Pelicans had returned to the sand bars on the east end of the north branch of Lake Macbride on their annual migration. Their bright whiteness cheered the beginning of spring.

Sunset was at 7:18 p.m. It would be a push to get 22 finished by then. I made it, just barely.

I had planned to plant lettuce of my own, but waning sunlight made it difficult to see and separate the small seeds. I planted spinach instead. Chasing sunset is not always what we expect.

Garden Burn Pile

Yesterday I worked in the yard and garden, clearing one of the plots to make a burn pile.

The wind was negligible so I dumped a garbage can filled with shredded mailer envelopes and other paper at the base of the brush pile. It took one match to make the burn.

I got out the chain saw and cut down four volunteer mulberry trees that had grown 15 feet tall midst the lilacs. I hadn’t noticed them until last fall when sunlight from the Western sky highlighted them. They burned easily.

Tomato Cages Protecting Belgian Lettuce

I gathered the tomato cages and piled them over the Belgian lettuce planted in March. The seeds are germinating and popping through the damp soil’s surface. The cages will be there to protect the lettuce for three to four weeks before the tomato seedlings are ready to plant.
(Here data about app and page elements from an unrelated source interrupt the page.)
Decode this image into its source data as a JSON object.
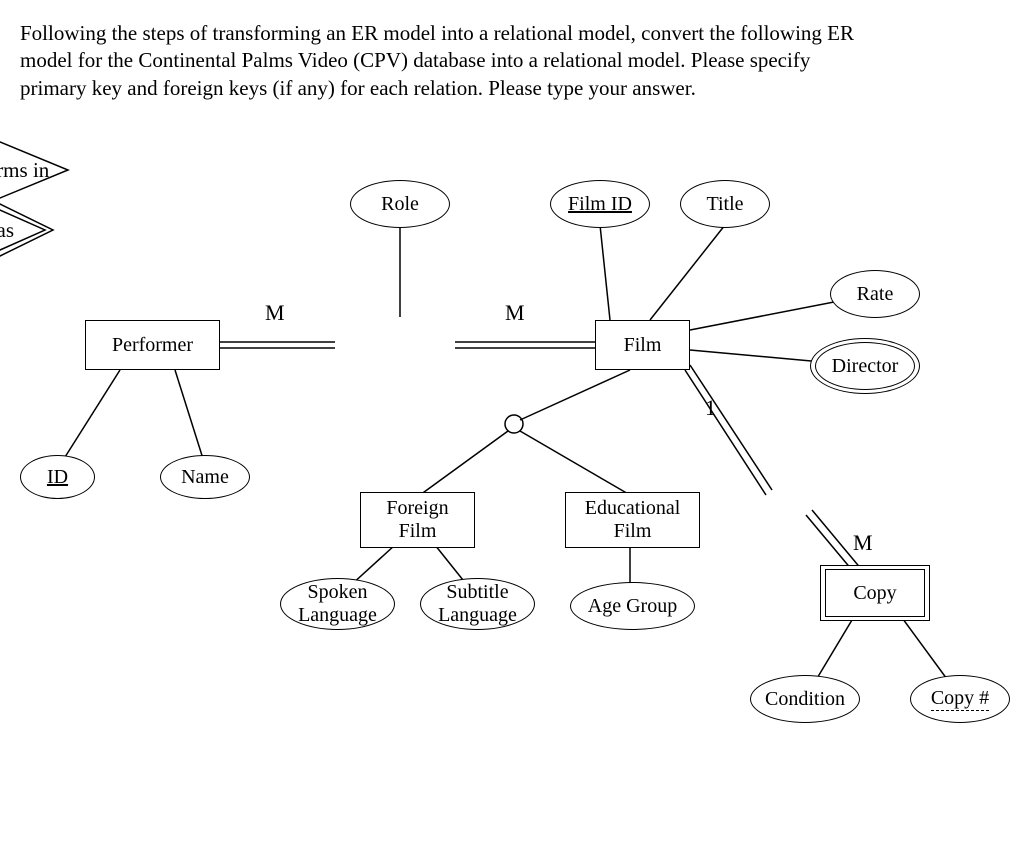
{
  "prompt": "Following the steps of transforming an ER model into a relational model, convert the following ER model for the Continental Palms Video (CPV) database into a relational model. Please specify primary key and foreign keys (if any) for each relation. Please type your answer.",
  "entities": {
    "performer": "Performer",
    "film": "Film",
    "foreign_film": "Foreign\nFilm",
    "educational_film": "Educational\nFilm",
    "copy": "Copy"
  },
  "relationships": {
    "performs_in": "Performs in",
    "has": "has"
  },
  "attributes": {
    "role": "Role",
    "film_id": "Film ID",
    "title": "Title",
    "rate": "Rate",
    "director": "Director",
    "id": "ID",
    "name": "Name",
    "spoken_language": "Spoken\nLanguage",
    "subtitle_language": "Subtitle\nLanguage",
    "age_group": "Age Group",
    "condition": "Condition",
    "copy_no": "Copy #"
  },
  "cardinalities": {
    "performer_side": "M",
    "film_side_performs": "M",
    "film_side_has": "1",
    "copy_side": "M"
  }
}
It was a great day to spend in the garden.

A neighbor visited. She said the president of our home owners association sold his house and was downsizing to move into town. There would be three vacancies on the board with other resignations. I spend 14 years on the board beginning in 1995 and told her I would consider joining the board for the third time. I explained that I would start working at the orchard again in August, returning to a seven-day-per-week schedule. She thought the board could cover my absence, if needed, for a while.

Early spring has been busy already. There is so much life in which to engage. Taking part is important and contributes to sustaining a life in a turbulent world.